Data supplied Start Marker

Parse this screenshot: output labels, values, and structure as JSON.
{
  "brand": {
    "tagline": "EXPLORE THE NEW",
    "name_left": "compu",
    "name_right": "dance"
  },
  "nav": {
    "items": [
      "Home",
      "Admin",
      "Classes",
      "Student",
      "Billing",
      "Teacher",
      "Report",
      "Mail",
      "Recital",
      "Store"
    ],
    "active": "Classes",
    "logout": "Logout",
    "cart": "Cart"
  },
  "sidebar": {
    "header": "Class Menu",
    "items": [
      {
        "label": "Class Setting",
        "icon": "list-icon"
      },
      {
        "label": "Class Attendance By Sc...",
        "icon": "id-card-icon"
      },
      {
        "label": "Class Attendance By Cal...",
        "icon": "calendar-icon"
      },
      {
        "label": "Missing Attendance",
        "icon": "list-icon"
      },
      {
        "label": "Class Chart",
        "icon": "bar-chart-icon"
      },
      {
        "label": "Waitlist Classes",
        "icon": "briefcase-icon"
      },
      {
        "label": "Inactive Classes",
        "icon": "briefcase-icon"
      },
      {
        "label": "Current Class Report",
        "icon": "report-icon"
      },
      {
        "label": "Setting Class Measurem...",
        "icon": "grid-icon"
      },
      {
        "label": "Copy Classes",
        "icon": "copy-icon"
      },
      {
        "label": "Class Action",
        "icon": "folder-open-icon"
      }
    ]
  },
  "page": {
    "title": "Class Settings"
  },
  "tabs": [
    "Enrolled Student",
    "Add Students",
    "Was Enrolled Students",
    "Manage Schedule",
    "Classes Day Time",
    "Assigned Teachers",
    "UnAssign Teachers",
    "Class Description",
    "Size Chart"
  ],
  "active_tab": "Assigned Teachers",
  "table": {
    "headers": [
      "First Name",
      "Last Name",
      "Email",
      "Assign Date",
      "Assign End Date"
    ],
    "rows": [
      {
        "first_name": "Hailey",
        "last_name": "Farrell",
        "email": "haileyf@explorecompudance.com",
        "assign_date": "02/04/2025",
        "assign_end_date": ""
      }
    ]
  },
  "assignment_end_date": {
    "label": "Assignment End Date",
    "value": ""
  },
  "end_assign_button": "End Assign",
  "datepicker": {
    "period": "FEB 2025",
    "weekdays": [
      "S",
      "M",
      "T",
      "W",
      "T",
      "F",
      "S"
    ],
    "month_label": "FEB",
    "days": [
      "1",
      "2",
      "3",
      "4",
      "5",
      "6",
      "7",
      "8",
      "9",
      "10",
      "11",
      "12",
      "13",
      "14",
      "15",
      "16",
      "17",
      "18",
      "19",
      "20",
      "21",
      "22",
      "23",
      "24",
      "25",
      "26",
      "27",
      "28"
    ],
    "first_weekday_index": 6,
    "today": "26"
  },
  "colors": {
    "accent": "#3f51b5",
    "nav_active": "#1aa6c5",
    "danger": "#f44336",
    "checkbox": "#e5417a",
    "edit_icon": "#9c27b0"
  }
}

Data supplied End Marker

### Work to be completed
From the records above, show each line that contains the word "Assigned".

### Expected output
    "Assigned Teachers",
  "active_tab": "Assigned Teachers",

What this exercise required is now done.